Looking at the entries underneath, work out how many lines contain "title". Write only that number.

DATA TO USE:
########################################

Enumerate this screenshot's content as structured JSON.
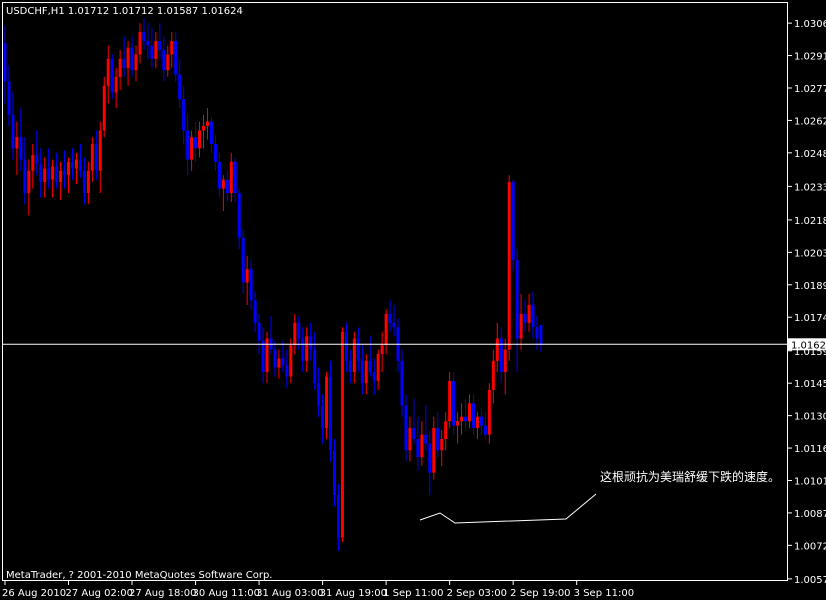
{
  "header": {
    "title": "USDCHF,H1  1.01712 1.01712 1.01587 1.01624"
  },
  "footer": {
    "copyright": "MetaTrader, ? 2001-2010 MetaQuotes Software Corp."
  },
  "annotation": {
    "text": "这根顽抗为美瑞舒缓下跌的速度。"
  },
  "colors": {
    "background": "#000000",
    "frame": "#ffffff",
    "bull": "#ff0000",
    "bear": "#0000ff",
    "bid_line": "#ffffff"
  },
  "chart_data": {
    "type": "candlestick",
    "symbol": "USDCHF",
    "timeframe": "H1",
    "quote": {
      "open": 1.01712,
      "high": 1.01712,
      "low": 1.01587,
      "close": 1.01624
    },
    "current_price_label": "1.01624",
    "ylim": [
      1.0057,
      1.0315
    ],
    "yticks": [
      "1.03060",
      "1.02915",
      "1.02770",
      "1.02625",
      "1.02480",
      "1.02330",
      "1.02180",
      "1.02035",
      "1.01890",
      "1.01745",
      "1.01595",
      "1.01450",
      "1.01305",
      "1.01160",
      "1.01015",
      "1.00870",
      "1.00725",
      "1.00575"
    ],
    "xticks": [
      "26 Aug 2010",
      "27 Aug 02:00",
      "27 Aug 18:00",
      "30 Aug 11:00",
      "31 Aug 03:00",
      "31 Aug 19:00",
      "1 Sep 11:00",
      "2 Sep 03:00",
      "2 Sep 19:00",
      "3 Sep 11:00"
    ],
    "bars_between_xticks": 16,
    "candles": [
      [
        1.0297,
        1.0305,
        1.027,
        1.028
      ],
      [
        1.028,
        1.0287,
        1.026,
        1.0265
      ],
      [
        1.0265,
        1.0275,
        1.0245,
        1.025
      ],
      [
        1.025,
        1.0262,
        1.0238,
        1.0255
      ],
      [
        1.0255,
        1.0268,
        1.024,
        1.0245
      ],
      [
        1.0245,
        1.0255,
        1.0225,
        1.023
      ],
      [
        1.023,
        1.0245,
        1.022,
        1.024
      ],
      [
        1.024,
        1.0252,
        1.0232,
        1.0247
      ],
      [
        1.0247,
        1.0258,
        1.0238,
        1.0243
      ],
      [
        1.0243,
        1.025,
        1.0228,
        1.0235
      ],
      [
        1.0235,
        1.0246,
        1.0228,
        1.0241
      ],
      [
        1.0241,
        1.025,
        1.0232,
        1.0236
      ],
      [
        1.0236,
        1.0245,
        1.0228,
        1.0242
      ],
      [
        1.0242,
        1.0248,
        1.0232,
        1.0235
      ],
      [
        1.0235,
        1.0244,
        1.0227,
        1.024
      ],
      [
        1.024,
        1.0249,
        1.0232,
        1.0238
      ],
      [
        1.0238,
        1.0246,
        1.023,
        1.0244
      ],
      [
        1.0244,
        1.025,
        1.0236,
        1.0241
      ],
      [
        1.0241,
        1.0248,
        1.0234,
        1.0245
      ],
      [
        1.0245,
        1.0252,
        1.0237,
        1.024
      ],
      [
        1.024,
        1.0246,
        1.0225,
        1.023
      ],
      [
        1.023,
        1.0244,
        1.0225,
        1.024
      ],
      [
        1.024,
        1.0255,
        1.0235,
        1.0252
      ],
      [
        1.0252,
        1.0258,
        1.0236,
        1.024
      ],
      [
        1.024,
        1.0262,
        1.023,
        1.0258
      ],
      [
        1.0258,
        1.0282,
        1.0255,
        1.0278
      ],
      [
        1.0278,
        1.0296,
        1.027,
        1.029
      ],
      [
        1.029,
        1.0292,
        1.0272,
        1.0275
      ],
      [
        1.0275,
        1.0286,
        1.0268,
        1.0282
      ],
      [
        1.0282,
        1.0294,
        1.0276,
        1.029
      ],
      [
        1.029,
        1.03,
        1.0282,
        1.0286
      ],
      [
        1.0286,
        1.0298,
        1.0278,
        1.0295
      ],
      [
        1.0295,
        1.03,
        1.0282,
        1.0285
      ],
      [
        1.0285,
        1.0296,
        1.028,
        1.0292
      ],
      [
        1.0292,
        1.0306,
        1.0288,
        1.0302
      ],
      [
        1.0302,
        1.0308,
        1.0294,
        1.0298
      ],
      [
        1.0298,
        1.0306,
        1.029,
        1.0296
      ],
      [
        1.0296,
        1.0304,
        1.0286,
        1.029
      ],
      [
        1.029,
        1.0302,
        1.0286,
        1.0298
      ],
      [
        1.0298,
        1.0306,
        1.029,
        1.0294
      ],
      [
        1.0294,
        1.03,
        1.028,
        1.0285
      ],
      [
        1.0285,
        1.0296,
        1.0282,
        1.0292
      ],
      [
        1.0292,
        1.0302,
        1.0286,
        1.0298
      ],
      [
        1.0298,
        1.0302,
        1.028,
        1.0283
      ],
      [
        1.0283,
        1.029,
        1.0268,
        1.0272
      ],
      [
        1.0272,
        1.0278,
        1.0252,
        1.0258
      ],
      [
        1.0258,
        1.0265,
        1.0238,
        1.0245
      ],
      [
        1.0245,
        1.0258,
        1.024,
        1.0255
      ],
      [
        1.0255,
        1.0262,
        1.0244,
        1.025
      ],
      [
        1.025,
        1.0262,
        1.0246,
        1.0258
      ],
      [
        1.0258,
        1.0265,
        1.025,
        1.026
      ],
      [
        1.026,
        1.0268,
        1.0254,
        1.0262
      ],
      [
        1.0262,
        1.0264,
        1.0248,
        1.0252
      ],
      [
        1.0252,
        1.0256,
        1.024,
        1.0244
      ],
      [
        1.0244,
        1.0248,
        1.0228,
        1.0232
      ],
      [
        1.0232,
        1.0238,
        1.0222,
        1.0236
      ],
      [
        1.0236,
        1.024,
        1.0226,
        1.023
      ],
      [
        1.023,
        1.0248,
        1.0226,
        1.0244
      ],
      [
        1.0244,
        1.0246,
        1.0226,
        1.023
      ],
      [
        1.023,
        1.0232,
        1.0205,
        1.021
      ],
      [
        1.021,
        1.0214,
        1.0185,
        1.019
      ],
      [
        1.019,
        1.0202,
        1.018,
        1.0196
      ],
      [
        1.0196,
        1.02,
        1.0178,
        1.0182
      ],
      [
        1.0182,
        1.0186,
        1.0168,
        1.0172
      ],
      [
        1.0172,
        1.0176,
        1.0158,
        1.0164
      ],
      [
        1.0164,
        1.017,
        1.0145,
        1.015
      ],
      [
        1.015,
        1.0168,
        1.0145,
        1.0165
      ],
      [
        1.0165,
        1.0175,
        1.0158,
        1.016
      ],
      [
        1.016,
        1.0164,
        1.0148,
        1.0152
      ],
      [
        1.0152,
        1.016,
        1.0147,
        1.0156
      ],
      [
        1.0156,
        1.0164,
        1.015,
        1.0153
      ],
      [
        1.0153,
        1.016,
        1.0143,
        1.0148
      ],
      [
        1.0148,
        1.0165,
        1.0145,
        1.0162
      ],
      [
        1.0162,
        1.0176,
        1.0158,
        1.0172
      ],
      [
        1.0172,
        1.0175,
        1.016,
        1.0165
      ],
      [
        1.0165,
        1.017,
        1.015,
        1.0155
      ],
      [
        1.0155,
        1.017,
        1.015,
        1.0166
      ],
      [
        1.0166,
        1.0172,
        1.0155,
        1.016
      ],
      [
        1.016,
        1.0168,
        1.0142,
        1.0145
      ],
      [
        1.0145,
        1.0152,
        1.013,
        1.0135
      ],
      [
        1.0135,
        1.014,
        1.0118,
        1.0125
      ],
      [
        1.0125,
        1.015,
        1.012,
        1.0148
      ],
      [
        1.0148,
        1.0155,
        1.011,
        1.0115
      ],
      [
        1.0115,
        1.012,
        1.009,
        1.0095
      ],
      [
        1.0095,
        1.01,
        1.007,
        1.0076
      ],
      [
        1.0076,
        1.017,
        1.0074,
        1.0168
      ],
      [
        1.0168,
        1.0172,
        1.015,
        1.0155
      ],
      [
        1.0155,
        1.016,
        1.0145,
        1.015
      ],
      [
        1.015,
        1.0168,
        1.0145,
        1.0165
      ],
      [
        1.0165,
        1.017,
        1.015,
        1.0155
      ],
      [
        1.0155,
        1.0162,
        1.014,
        1.0145
      ],
      [
        1.0145,
        1.0158,
        1.014,
        1.0155
      ],
      [
        1.0155,
        1.0166,
        1.0148,
        1.015
      ],
      [
        1.015,
        1.0156,
        1.014,
        1.0146
      ],
      [
        1.0146,
        1.016,
        1.0142,
        1.0158
      ],
      [
        1.0158,
        1.0168,
        1.015,
        1.0162
      ],
      [
        1.0162,
        1.0178,
        1.0158,
        1.0176
      ],
      [
        1.0176,
        1.0182,
        1.0168,
        1.0172
      ],
      [
        1.0172,
        1.018,
        1.0166,
        1.017
      ],
      [
        1.017,
        1.0174,
        1.015,
        1.0155
      ],
      [
        1.0155,
        1.016,
        1.013,
        1.0135
      ],
      [
        1.0135,
        1.014,
        1.011,
        1.0115
      ],
      [
        1.0115,
        1.013,
        1.011,
        1.0125
      ],
      [
        1.0125,
        1.0138,
        1.0118,
        1.012
      ],
      [
        1.012,
        1.013,
        1.0106,
        1.0112
      ],
      [
        1.0112,
        1.0128,
        1.0108,
        1.0122
      ],
      [
        1.0122,
        1.0135,
        1.0115,
        1.0118
      ],
      [
        1.0118,
        1.0124,
        1.0095,
        1.0105
      ],
      [
        1.0105,
        1.013,
        1.0102,
        1.0125
      ],
      [
        1.0125,
        1.0132,
        1.0112,
        1.0115
      ],
      [
        1.0115,
        1.0124,
        1.0108,
        1.012
      ],
      [
        1.012,
        1.0132,
        1.0115,
        1.0128
      ],
      [
        1.0128,
        1.015,
        1.0125,
        1.0146
      ],
      [
        1.0146,
        1.015,
        1.0122,
        1.0126
      ],
      [
        1.0126,
        1.0132,
        1.0118,
        1.0128
      ],
      [
        1.0128,
        1.0136,
        1.0122,
        1.013
      ],
      [
        1.013,
        1.0138,
        1.0124,
        1.0128
      ],
      [
        1.0128,
        1.014,
        1.0125,
        1.0136
      ],
      [
        1.0136,
        1.014,
        1.0122,
        1.0125
      ],
      [
        1.0125,
        1.0132,
        1.012,
        1.013
      ],
      [
        1.013,
        1.0134,
        1.0122,
        1.0126
      ],
      [
        1.0126,
        1.0132,
        1.012,
        1.0122
      ],
      [
        1.0122,
        1.0145,
        1.0118,
        1.0142
      ],
      [
        1.0142,
        1.016,
        1.0136,
        1.0155
      ],
      [
        1.0155,
        1.0172,
        1.015,
        1.0165
      ],
      [
        1.0165,
        1.017,
        1.0145,
        1.015
      ],
      [
        1.015,
        1.0165,
        1.014,
        1.016
      ],
      [
        1.016,
        1.0238,
        1.0155,
        1.0235
      ],
      [
        1.0235,
        1.0236,
        1.0195,
        1.02
      ],
      [
        1.02,
        1.0205,
        1.015,
        1.0165
      ],
      [
        1.0165,
        1.0185,
        1.016,
        1.0176
      ],
      [
        1.0176,
        1.0182,
        1.0168,
        1.0172
      ],
      [
        1.0172,
        1.0185,
        1.0168,
        1.018
      ],
      [
        1.018,
        1.0186,
        1.0165,
        1.017
      ],
      [
        1.017,
        1.0175,
        1.016,
        1.0165
      ],
      [
        1.0171,
        1.0171,
        1.0159,
        1.0162
      ]
    ]
  }
}
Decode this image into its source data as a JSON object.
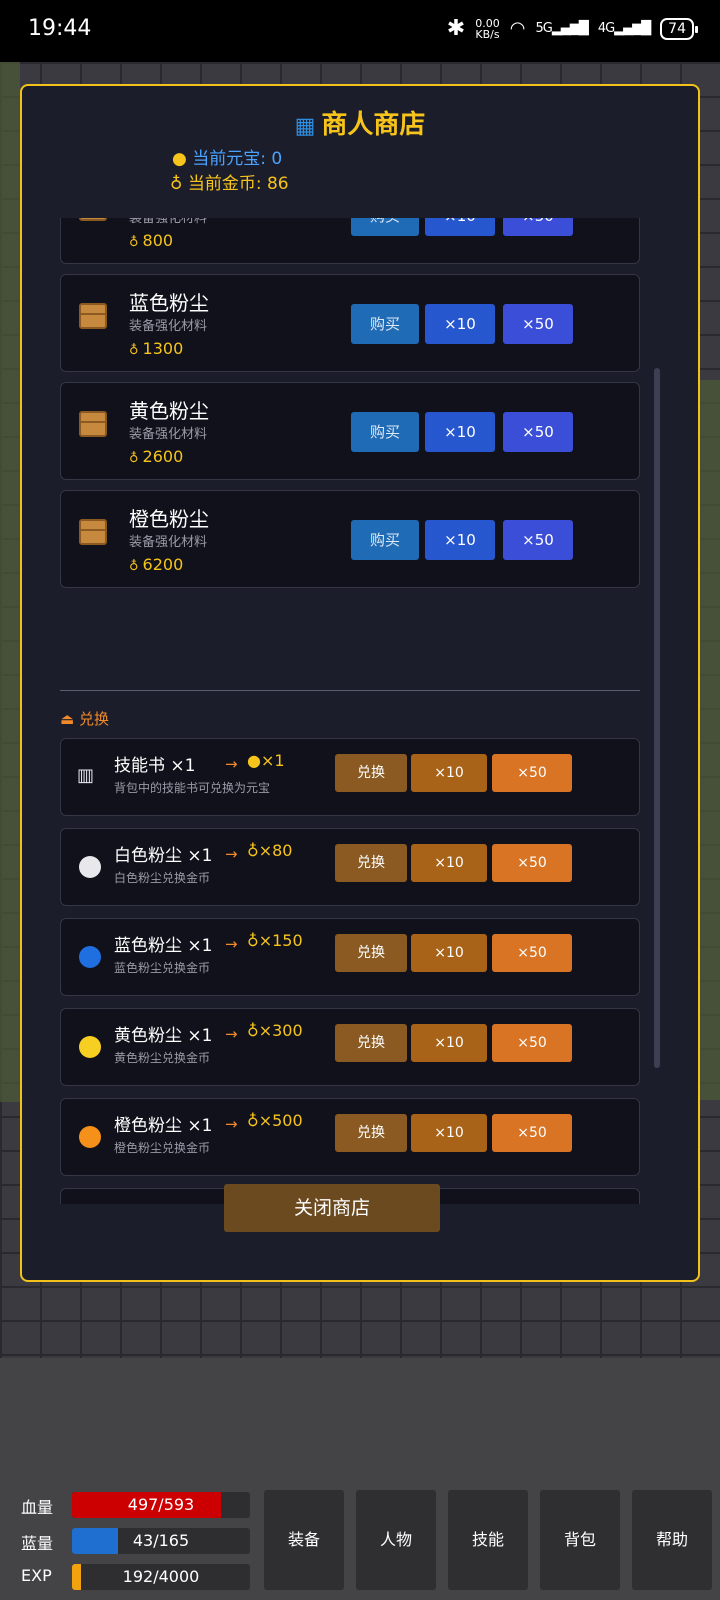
{
  "status": {
    "time": "19:44",
    "net_speed_top": "0.00",
    "net_speed_bottom": "KB/s",
    "sig1": "5G",
    "sig2": "4G",
    "battery": "74"
  },
  "shop": {
    "title": "商人商店",
    "yuanbao": "当前元宝: 0",
    "gold": "当前金币: 86",
    "buy_items": [
      {
        "name": "",
        "desc": "装备强化材料",
        "price": "800"
      },
      {
        "name": "蓝色粉尘",
        "desc": "装备强化材料",
        "price": "1300"
      },
      {
        "name": "黄色粉尘",
        "desc": "装备强化材料",
        "price": "2600"
      },
      {
        "name": "橙色粉尘",
        "desc": "装备强化材料",
        "price": "6200"
      }
    ],
    "buy_label": "购买",
    "x10_label": "×10",
    "x50_label": "×50",
    "exchange_section": "兑换",
    "exchange_label": "兑换",
    "exchange_items": [
      {
        "name": "技能书 ×1",
        "arrow": "→",
        "reward": "×1",
        "reward_icon": "coin",
        "desc": "背包中的技能书可兑换为元宝",
        "icon": "book",
        "color": ""
      },
      {
        "name": "白色粉尘 ×1",
        "arrow": "→",
        "reward": "×80",
        "reward_icon": "money-bag",
        "desc": "白色粉尘兑换金币",
        "icon": "white-circle",
        "color": "#e8e8ec"
      },
      {
        "name": "蓝色粉尘 ×1",
        "arrow": "→",
        "reward": "×150",
        "reward_icon": "money-bag",
        "desc": "蓝色粉尘兑换金币",
        "icon": "blue-circle",
        "color": "#1f6fe0"
      },
      {
        "name": "黄色粉尘 ×1",
        "arrow": "→",
        "reward": "×300",
        "reward_icon": "money-bag",
        "desc": "黄色粉尘兑换金币",
        "icon": "yellow-circle",
        "color": "#f6cf22"
      },
      {
        "name": "橙色粉尘 ×1",
        "arrow": "→",
        "reward": "×500",
        "reward_icon": "money-bag",
        "desc": "橙色粉尘兑换金币",
        "icon": "orange-circle",
        "color": "#f5901a"
      }
    ],
    "close_label": "关闭商店"
  },
  "hud": {
    "hp_label": "血量",
    "hp_text": "497/593",
    "hp_ratio": 0.838,
    "mp_label": "蓝量",
    "mp_text": "43/165",
    "mp_ratio": 0.26,
    "exp_label": "EXP",
    "exp_text": "192/4000",
    "exp_ratio": 0.048,
    "buttons": [
      "装备",
      "人物",
      "技能",
      "背包",
      "帮助"
    ],
    "colors": {
      "hp": "#cc0000",
      "mp": "#1e6fd0",
      "exp": "#f2a10f"
    }
  }
}
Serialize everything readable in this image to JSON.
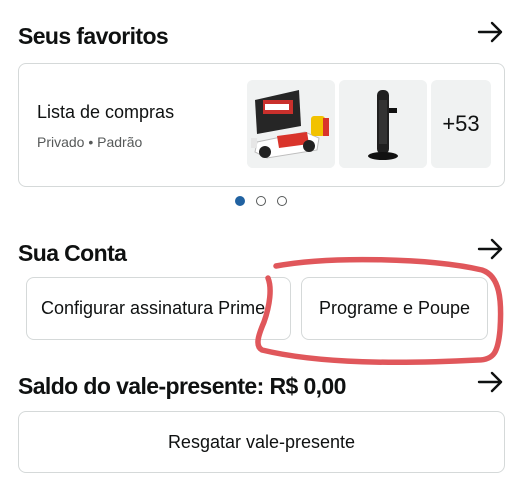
{
  "favorites": {
    "title": "Seus favoritos",
    "list": {
      "name": "Lista de compras",
      "meta": "Privado • Padrão",
      "thumbnails": [
        "lego-race-car-set",
        "black-tower-fan"
      ],
      "more_count": "+53"
    },
    "pagination": {
      "total": 3,
      "active": 1
    }
  },
  "account": {
    "title": "Sua Conta",
    "buttons": [
      {
        "label": "Configurar assinatura Prime"
      },
      {
        "label": "Programe e Poupe"
      }
    ]
  },
  "gift_card": {
    "title": "Saldo do vale-presente: R$ 0,00",
    "redeem_label": "Resgatar vale-presente"
  },
  "colors": {
    "accent_blue": "#2162a1",
    "annotation_red": "#e0575b",
    "border": "#d5d9d9"
  }
}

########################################

SOLUTION TO THIS TASK:
5